Cardiovasc Drugs Ther 1996 Jun;10 Suppl 1:223-30

Sympathoadrenergic overactivity and lipid metabolism.

Grynberg A, Ziegler D*, Rupp H**

INRA, Unite de Nutrition Lipidique, Dijon, France, *Solvay Pharmaceuticals,
Hannover, Germany,  **Molecular Cardiology Laboratory, Department of
Internal Medicine and Cardiology, University of Marburg, Germany

Epidemiological studies have identified high heart rates as a risk factor for
coronary heart disease mortality, and heart rate was found to correlate with
the severity of coronary atherosclerosis. Heart rate was positively correlated
with serum concentrations of total cholesterol, triglycerides, and non-HDL
cholesterol. Since heart rate responds sensitively to sympathoadrenergic
activity, it was hypothesized that catecholamines play a crucial role in the
unfavorable lipid alterations. In addition to influences on circulating lipids,
the question arose whether catecholamines have more specific effects on
molecular species of structural lipids. Of particular importance is the
question of the involvement of catecholamines in the recently suggested
correlation between arachidonic acid and stroke mortality. It is therefore
attempted to delineate the possible effects of catecholamines on the fatty acid
composition of the phospholipids of heart muscle and vasculature. This was
achieved in rats by either catecholamine injection or by swimming, a condition
known to be associated with marked sympatho-adrenergic stimulation. In swimming
rats, linoleic acid was decreased by up to 40% in heart phospholipids, whereas
stearic acid and arachidonic acid were increased. Similarly, chronic
norepinephrine treatment in rats resulted in a net decrease in linoleic acid
and an increase in arachidonic acid and docosahexaenoic acid, which was
particularly pronounced when rats were fed an n-3 polyunsaturated fatty acid
(PUFA)-rich oil diet. Thus, catecholamines do affect the PUFA composition of
heart membranes, mainly through an increase in arachidonic acid content. To
further define the action of catecholamines on structural lipids, isolated rat
ventricular myocytes in culture were subjected four times to 30 minutes of
isoproterenol (10(-6) M) stimulation over 48 hours. No changes in membrane
lipid parameters were observed, although the beating rate was increased by 30%
during the stimulation.
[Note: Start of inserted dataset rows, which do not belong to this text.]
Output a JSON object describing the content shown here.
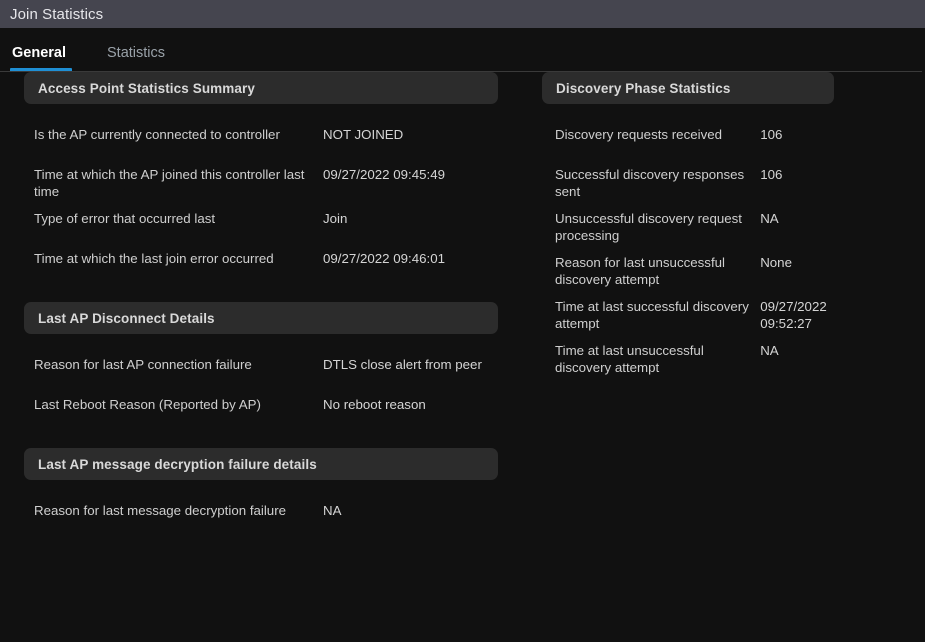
{
  "window": {
    "title": "Join Statistics"
  },
  "tabs": [
    {
      "label": "General",
      "active": true
    },
    {
      "label": "Statistics",
      "active": false
    }
  ],
  "colors": {
    "titlebar_bg": "#45454f",
    "page_bg": "#111111",
    "panel_header_bg": "#2c2c2c",
    "accent": "#1f8fd4",
    "active_tab_text": "#ffffff",
    "inactive_tab_text": "#9aa2a9"
  },
  "left_column": [
    {
      "title": "Access Point Statistics Summary",
      "rows": [
        {
          "label": "Is the AP currently connected to controller",
          "value": "NOT JOINED"
        },
        {
          "label": "Time at which the AP joined this controller last time",
          "value": "09/27/2022 09:45:49"
        },
        {
          "label": "Type of error that occurred last",
          "value": "Join"
        },
        {
          "label": "Time at which the last join error occurred",
          "value": "09/27/2022 09:46:01"
        }
      ]
    },
    {
      "title": "Last AP Disconnect Details",
      "rows": [
        {
          "label": "Reason for last AP connection failure",
          "value": "DTLS close alert from peer"
        },
        {
          "label": "Last Reboot Reason (Reported by AP)",
          "value": "No reboot reason"
        }
      ]
    },
    {
      "title": "Last AP message decryption failure details",
      "rows": [
        {
          "label": "Reason for last message decryption failure",
          "value": "NA"
        }
      ]
    }
  ],
  "right_column": [
    {
      "title": "Discovery Phase Statistics",
      "rows": [
        {
          "label": "Discovery requests received",
          "value": "106"
        },
        {
          "label": "Successful discovery responses sent",
          "value": "106"
        },
        {
          "label": "Unsuccessful discovery request processing",
          "value": "NA"
        },
        {
          "label": "Reason for last unsuccessful discovery attempt",
          "value": "None"
        },
        {
          "label": "Time at last successful discovery attempt",
          "value": "09/27/2022 09:52:27"
        },
        {
          "label": "Time at last unsuccessful discovery attempt",
          "value": "NA"
        }
      ]
    }
  ]
}
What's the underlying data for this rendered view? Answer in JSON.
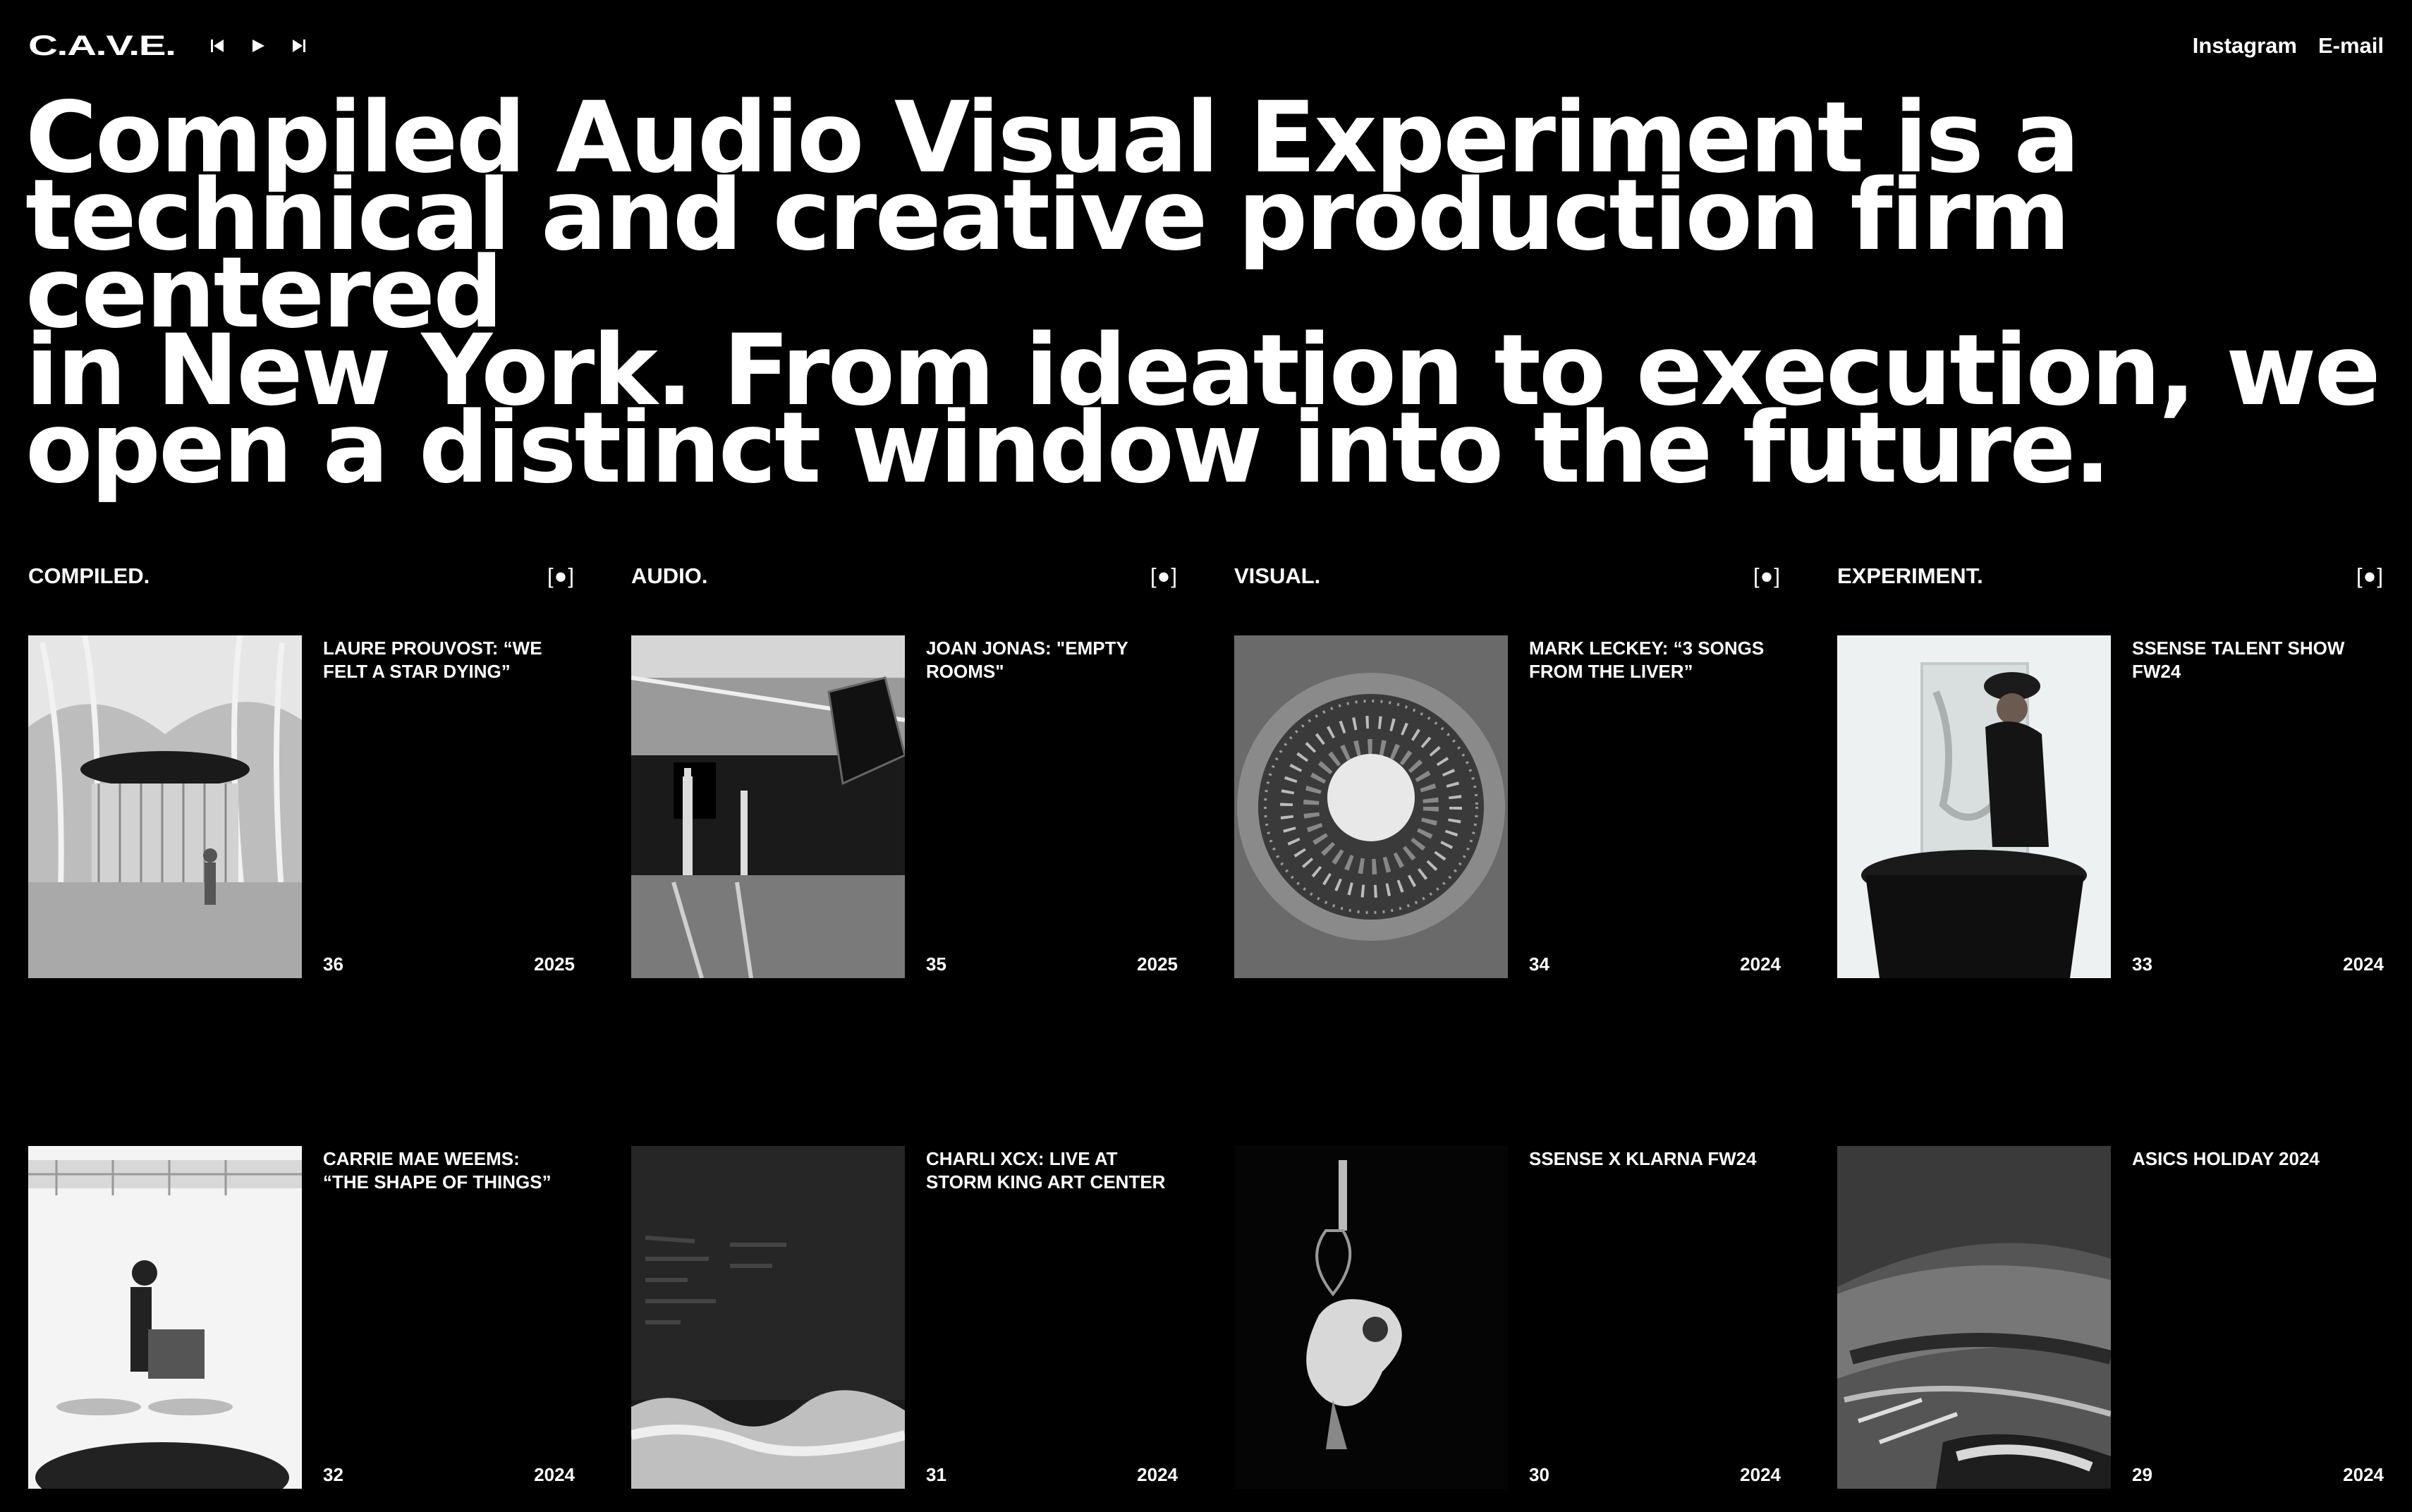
{
  "header": {
    "logo": "C.A.V.E.",
    "transport": [
      "previous-icon",
      "play-icon",
      "next-icon"
    ],
    "links": {
      "instagram": "Instagram",
      "email": "E-mail"
    }
  },
  "hero": {
    "lines": [
      "Compiled Audio Visual Experiment is a",
      "technical and creative production firm centered",
      "in New York. From ideation to execution, we",
      "open a distinct window into the future."
    ]
  },
  "columns": [
    {
      "heading": "COMPILED.",
      "toggle": "[●]",
      "cards": [
        {
          "title": "LAURE PROUVOST: “WE FELT A STAR DYING”",
          "number": "36",
          "year": "2025"
        },
        {
          "title": "CARRIE MAE WEEMS: “THE SHAPE OF THINGS”",
          "number": "32",
          "year": "2024"
        }
      ]
    },
    {
      "heading": "AUDIO.",
      "toggle": "[●]",
      "cards": [
        {
          "title": "JOAN JONAS: \"EMPTY ROOMS\"",
          "number": "35",
          "year": "2025"
        },
        {
          "title": "CHARLI XCX: LIVE AT STORM KING ART CENTER",
          "number": "31",
          "year": "2024"
        }
      ]
    },
    {
      "heading": "VISUAL.",
      "toggle": "[●]",
      "cards": [
        {
          "title": "MARK LECKEY: “3 SONGS FROM THE LIVER”",
          "number": "34",
          "year": "2024"
        },
        {
          "title": "SSENSE X KLARNA FW24",
          "number": "30",
          "year": "2024"
        }
      ]
    },
    {
      "heading": "EXPERIMENT.",
      "toggle": "[●]",
      "cards": [
        {
          "title": "SSENSE TALENT SHOW FW24",
          "number": "33",
          "year": "2024"
        },
        {
          "title": "ASICS HOLIDAY 2024",
          "number": "29",
          "year": "2024"
        }
      ]
    }
  ]
}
When the cell membranes were enriched in n-3 PUFAs (in
association with a decrease in arachidonic acid), the positive chronotropic
effect elicited by isoproterenol was raised to + 50%, indicating the modulation
of adrenergic function by membrane PUFAs. However, isoproterenol treatment
again had no effect on the phospholipid fatty acid composition. Thus, the
effect of catecholamines on membrane lipids observed in intact organism appears
to be indirect and to involve most probably organs such as the liver and
adipose tissue. Catecholamines are expected to induce a lipolysis-linked
quantitative and qualitative alteration in circulating fatty acids, which in
turn alter the heart membrane composition, similar to the composition changes
elicited by diet lipid alterations. Since there is increasing evidence that
such fatty acid changes affect the activity of membrane proteins, the
possibility emerges that this mechanism may contribute to the
catecholamine-linked cardiovascular mortality.